The Asantehene, Otumfuo Osei Tutu II, has condemned the obsessive politicisation of the society, which virtually compels people to look at every issue from the narrow and darkened prism of party politics.
'We have allowed politics to dominate our lives and influence our thoughts that nothing else seems to matter to us, but the good of the party we support,' he stressed.
Otumfuo Osei Tutu II was speaking at this year's Annual Democratic Lecture, organised by the National Commission for Civic Education (NCCE) in Accra.
The lecture on the theme: 'Advancing together,' was to ensure that there was inclusiveness and participation by all marginalised groups in the governance of society.
Otumfuo Osei Tutu said when the air waves were liberalised to allow a number of FM radio stations to operate, people felt proud that it would lead to the expansion of the frontiers of freedom.
He said now people must be feeling as though 'we are all encapsulated in a hot air balloon, adrift on the horizon with our senses and emotions outraged by a ceaseless cacophony of noxious party propaganda.'
He said 'the air we breathe is polluted with party propaganda, and that every issue has been reduced to the level of party propaganda.'
Otumfuo Osei Tutu said Ghana had been pushed into the age of the howlers, typified by the emergence of a new profession called serial callers, whose mantle appears to be to torment the ears of people with venom on behalf of their party masters.
He said these serial callers were foisting on the nation a new culture of insult and abuse, in the name of free speech and accountability.
Otumfuo Osei Tutu said freedom of speech had never meant freedom to insult or defame without just cause. 'In the most liberal environment, every citizen is entitled to the protection of his honour and integrity, and the citizen does not lose that right because he offers to serve his nation,' he said.
Otumfuo Osei Tutu said the nation was so polarised that good is bad if you belonged to one party, and bad is good if it's the other way round, and no sober-minded Ghanaian can afford not to be concerned.
He said although he did not consider the nation doomed, and in particular political parties and the media, as inimical to the national good, he believed that God had given the country all the potential for greatness.
'We have done well to give ourselves the best constitution we can hope for; created the right institutions which, working together, should enable us build a strong and happy nation.'

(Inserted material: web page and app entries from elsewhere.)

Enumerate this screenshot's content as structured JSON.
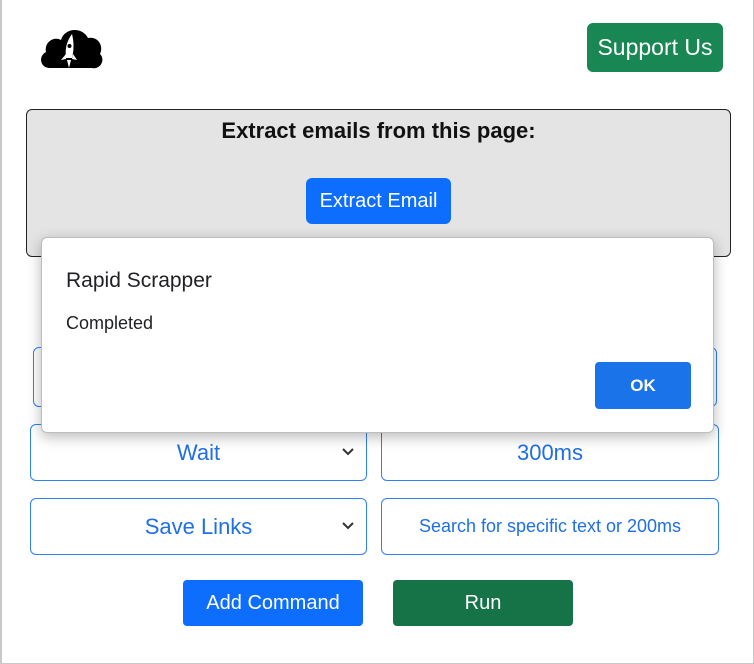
{
  "header": {
    "logo_icon": "cloud-rocket-icon",
    "support_label": "Support Us"
  },
  "extract": {
    "title": "Extract emails from this page:",
    "button_label": "Extract Email"
  },
  "commands": [
    {
      "type": "Wait",
      "value": "300ms"
    },
    {
      "type": "Save Links",
      "value": "",
      "placeholder": "Search for specific text or 200ms"
    }
  ],
  "actions": {
    "add_label": "Add Command",
    "run_label": "Run"
  },
  "dialog": {
    "title": "Rapid Scrapper",
    "message": "Completed",
    "ok_label": "OK"
  },
  "colors": {
    "primary": "#0d6efd",
    "success": "#198754",
    "dialog_ok": "#1a73e8"
  }
}
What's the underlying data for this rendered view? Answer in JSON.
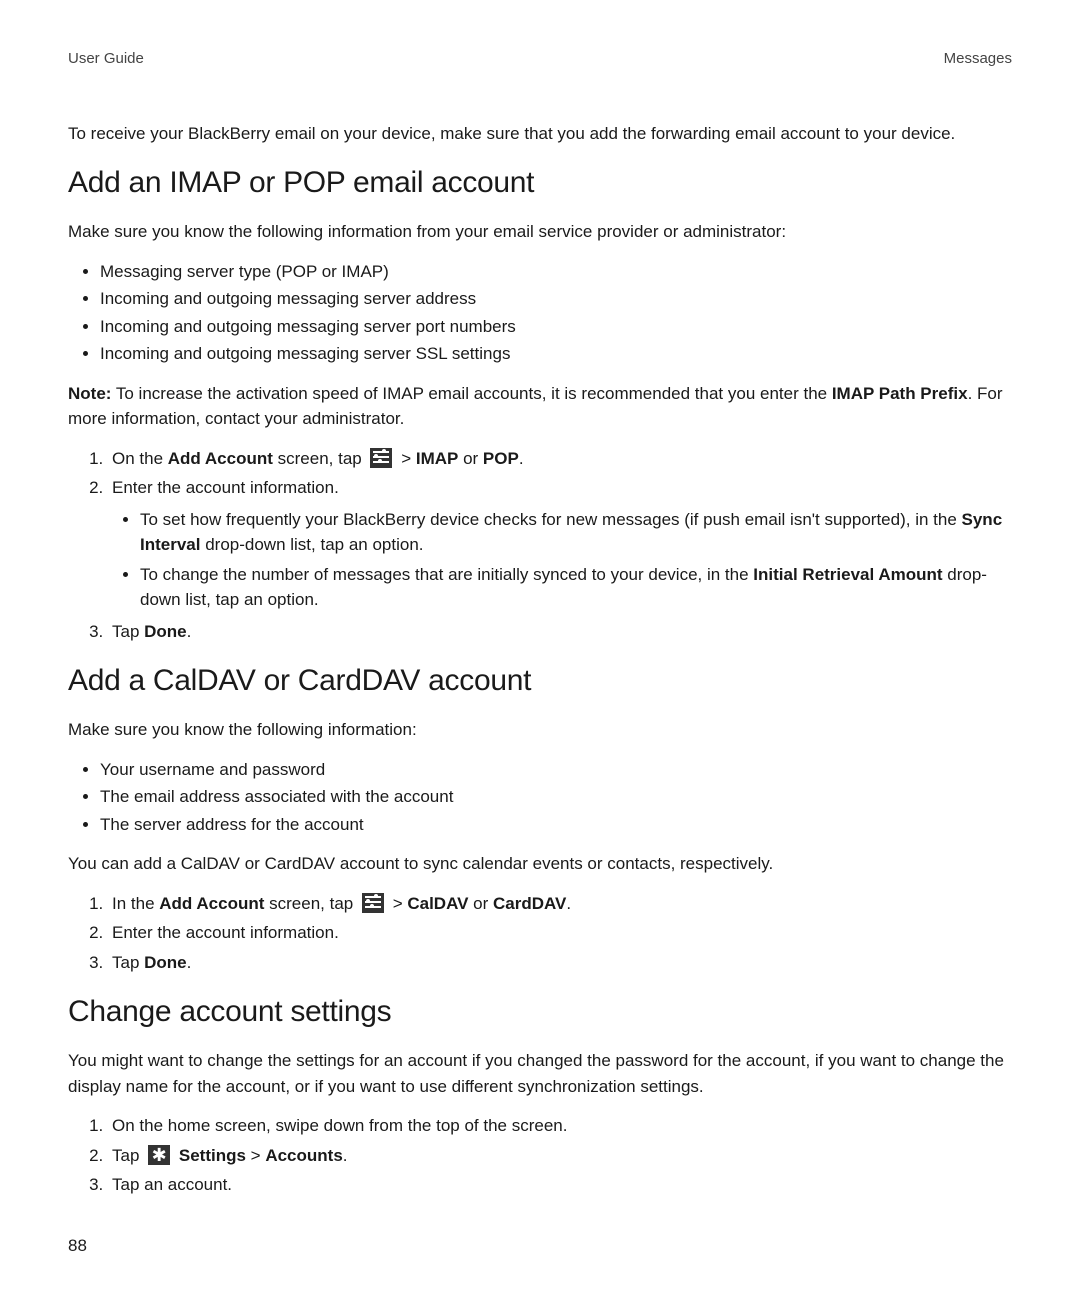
{
  "header": {
    "left": "User Guide",
    "right": "Messages"
  },
  "intro": "To receive your BlackBerry email on your device, make sure that you add the forwarding email account to your device.",
  "section1": {
    "title": "Add an IMAP or POP email account",
    "lead": "Make sure you know the following information from your email service provider or administrator:",
    "bullets": [
      "Messaging server type (POP or IMAP)",
      "Incoming and outgoing messaging server address",
      "Incoming and outgoing messaging server port numbers",
      "Incoming and outgoing messaging server SSL settings"
    ],
    "note": {
      "label": "Note:",
      "text1": " To increase the activation speed of IMAP email accounts, it is recommended that you enter the ",
      "bold1": "IMAP Path Prefix",
      "text2": ". For more information, contact your administrator."
    },
    "steps": {
      "s1": {
        "t1": "On the ",
        "b1": "Add Account",
        "t2": " screen, tap ",
        "t3": " > ",
        "b2": "IMAP",
        "t4": " or ",
        "b3": "POP",
        "t5": "."
      },
      "s2": "Enter the account information.",
      "sub": {
        "a": {
          "t1": "To set how frequently your BlackBerry device checks for new messages (if push email isn't supported), in the ",
          "b1": "Sync Interval",
          "t2": " drop-down list, tap an option."
        },
        "b": {
          "t1": "To change the number of messages that are initially synced to your device, in the ",
          "b1": "Initial Retrieval Amount",
          "t2": " drop-down list, tap an option."
        }
      },
      "s3": {
        "t1": "Tap ",
        "b1": "Done",
        "t2": "."
      }
    }
  },
  "section2": {
    "title": "Add a CalDAV or CardDAV account",
    "lead": "Make sure you know the following information:",
    "bullets": [
      "Your username and password",
      "The email address associated with the account",
      "The server address for the account"
    ],
    "para": "You can add a CalDAV or CardDAV account to sync calendar events or contacts, respectively.",
    "steps": {
      "s1": {
        "t1": "In the ",
        "b1": "Add Account",
        "t2": " screen, tap ",
        "t3": " > ",
        "b2": "CalDAV",
        "t4": " or ",
        "b3": "CardDAV",
        "t5": "."
      },
      "s2": "Enter the account information.",
      "s3": {
        "t1": "Tap ",
        "b1": "Done",
        "t2": "."
      }
    }
  },
  "section3": {
    "title": "Change account settings",
    "para": "You might want to change the settings for an account if you changed the password for the account, if you want to change the display name for the account, or if you want to use different synchronization settings.",
    "steps": {
      "s1": "On the home screen, swipe down from the top of the screen.",
      "s2": {
        "t1": "Tap ",
        "b1": "Settings",
        "t2": " > ",
        "b2": "Accounts",
        "t3": "."
      },
      "s3": "Tap an account."
    }
  },
  "page_number": "88"
}
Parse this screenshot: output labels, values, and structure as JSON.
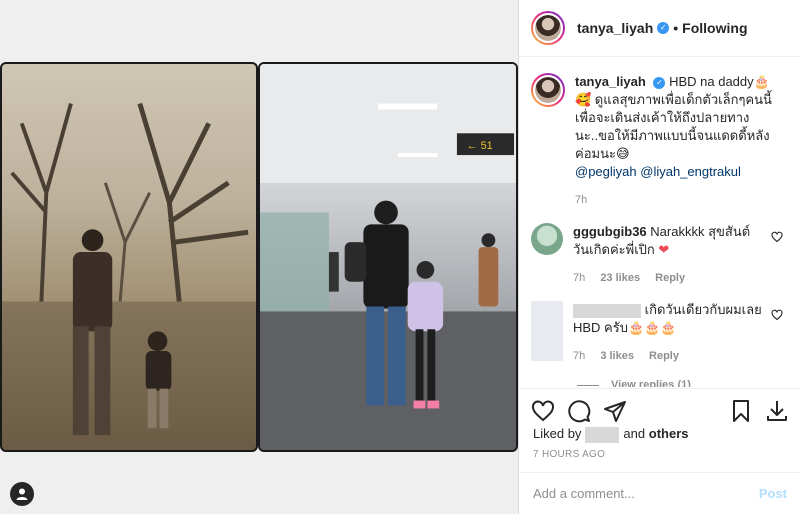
{
  "colors": {
    "accent": "#3897f0",
    "heart": "#ed4956",
    "post_disabled": "#b2dffc"
  },
  "header": {
    "username": "tanya_liyah",
    "verified_icon": "verified-badge-icon",
    "separator": "•",
    "follow_status": "Following"
  },
  "caption": {
    "username": "tanya_liyah",
    "text": "HBD na daddy🎂🥰 ดูแลสุขภาพเพื่อเด็กตัวเล็กๆคนนี้ เพื่อจะเดินส่งเค้าให้ถึงปลายทางนะ..ขอให้มีภาพแบบนี้จนแดดดี้หลังค่อมนะ😅",
    "mentions": [
      "@pegliyah",
      "@liyah_engtrakul"
    ],
    "time": "7h"
  },
  "comments": [
    {
      "username": "gggubgib36",
      "text": "Narakkkk สุขสันต์วันเกิดค่ะพี่เปิก",
      "emoji": "❤",
      "time": "7h",
      "likes": "23 likes",
      "reply_label": "Reply"
    },
    {
      "username": "",
      "text": "เกิดวันเดียวกับผมเลย HBD ครับ🎂🎂🎂",
      "time": "7h",
      "likes": "3 likes",
      "reply_label": "Reply",
      "view_replies": "View replies (1)"
    }
  ],
  "actions": {
    "like_icon": "heart-icon",
    "comment_icon": "comment-icon",
    "share_icon": "share-icon",
    "save_icon": "bookmark-icon",
    "download_icon": "download-icon"
  },
  "likes": {
    "prefix": "Liked by",
    "suffix": "and",
    "others": "others"
  },
  "time_ago": "7 HOURS AGO",
  "add_comment": {
    "placeholder": "Add a comment...",
    "post_label": "Post"
  }
}
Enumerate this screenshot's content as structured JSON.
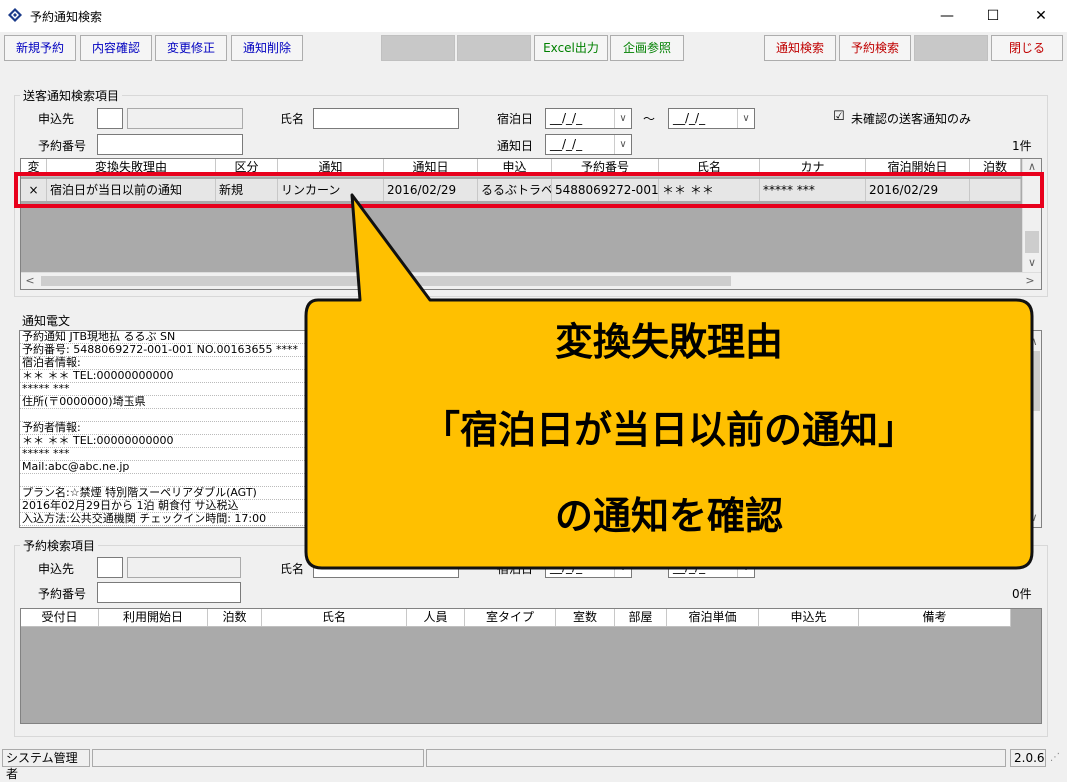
{
  "window": {
    "title": "予約通知検索",
    "minimize": "—",
    "maximize": "☐",
    "close": "✕"
  },
  "toolbar": {
    "new_reservation": "新規予約",
    "view_details": "内容確認",
    "modify": "変更修正",
    "delete_notice": "通知削除",
    "excel_export": "Excel出力",
    "plan_reference": "企画参照",
    "notice_search": "通知検索",
    "reservation_search": "予約検索",
    "close": "閉じる"
  },
  "notice_search": {
    "group_label": "送客通知検索項目",
    "applicant_label": "申込先",
    "name_label": "氏名",
    "stay_date_label": "宿泊日",
    "stay_date_from": "__/_/_",
    "tilde": "～",
    "stay_date_to": "__/_/_",
    "reservation_no_label": "予約番号",
    "notice_date_label": "通知日",
    "notice_date": "__/_/_",
    "unconfirmed_only_label": "未確認の送客通知のみ",
    "unconfirmed_only_checked": "☑",
    "count": "1件"
  },
  "notice_grid": {
    "columns": [
      "変",
      "変換失敗理由",
      "区分",
      "通知",
      "通知日",
      "申込",
      "予約番号",
      "氏名",
      "カナ",
      "宿泊開始日",
      "泊数"
    ],
    "rows": [
      {
        "mark": "×",
        "reason": "宿泊日が当日以前の通知",
        "category": "新規",
        "notice": "リンカーン",
        "notice_date": "2016/02/29",
        "applicant": "るるぶトラベル",
        "reservation_no": "5488069272-001…",
        "name": "＊＊ ＊＊",
        "kana": "***** ***",
        "stay_start": "2016/02/29",
        "nights": ""
      }
    ]
  },
  "message_panel": {
    "label": "通知電文",
    "lines": [
      "予約通知 JTB現地払 るるぶ                    SN",
      "予約番号: 5488069272-001-001  NO.00163655  ****",
      "宿泊者情報:",
      "  ＊＊ ＊＊   TEL:00000000000",
      " ***** ***",
      " 住所(〒0000000)埼玉県",
      "",
      "予約者情報:",
      "  ＊＊ ＊＊   TEL:00000000000",
      " ***** ***",
      " Mail:abc@abc.ne.jp",
      "",
      "プラン名:☆禁煙  特別階スーペリアダブル(AGT)",
      "2016年02月29日から   1泊  朝食付  サ込税込",
      "入込方法:公共交通機関      チェックイン時間: 17:00"
    ]
  },
  "reservation_search": {
    "group_label": "予約検索項目",
    "applicant_label": "申込先",
    "name_label": "氏名",
    "stay_date_label": "宿泊日",
    "stay_date_from": "__/_/_",
    "stay_date_to": "__/_/_",
    "reservation_no_label": "予約番号",
    "count": "0件"
  },
  "reservation_grid": {
    "columns": [
      "受付日",
      "利用開始日",
      "泊数",
      "氏名",
      "人員",
      "室タイプ",
      "室数",
      "部屋",
      "宿泊単価",
      "申込先",
      "備考"
    ]
  },
  "status_bar": {
    "user": "システム管理者",
    "version": "2.0.6"
  },
  "callout": {
    "line1": "変換失敗理由",
    "line2": "「宿泊日が当日以前の通知」",
    "line3": "の通知を確認",
    "fill_color": "#ffc000",
    "highlight_color": "#e8001c"
  }
}
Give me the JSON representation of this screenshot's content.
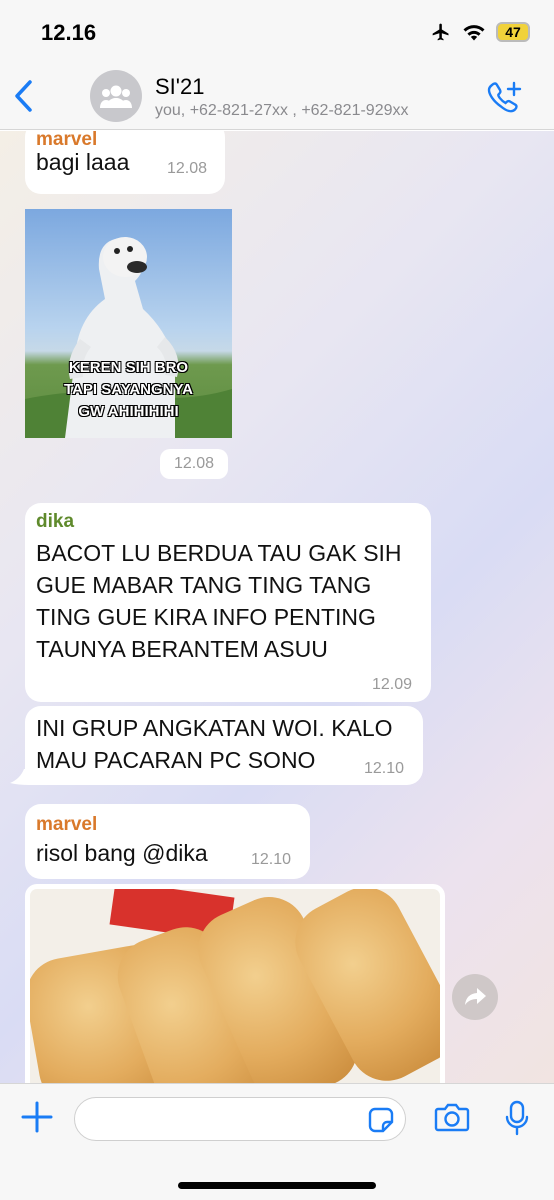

Otumfuo Osei Tutu said political parties and the media were vital and indispensable in any democratic system of governance and the spread of enlightenment.
He called for the de-politicisation of state institutions, and creation of an enabling environment in which businesses can grow and flourish without undue political pressure.
He said granted that political patronage was a fact of life in all democracies, but that Ghanaians need to be careful not to allow it to assume the corrupt proportions that can destroy the fabric of the economy.
Otumfuo Osei Tutu said there were critical issues facing the economy requiring tough leadership on one hand, and national consensus on the other.
He said one did not have to be an economic genius to recognise there were tough challenges facing the economy.
He said, considering the massive gap in infrastructural needs and the blinding challenges in education and healthcare delivery,' how can we justify spending nearly 70 per cent of national revenue on salaries and wages alone?'
Otumfuo Osei Tutu said: 'People heaved a sigh of relief when our doctors listened to our pleas and returned to work, but the fundamental problem remains, and we haven't seen an end to the intermittent strikes that endanger our lives.'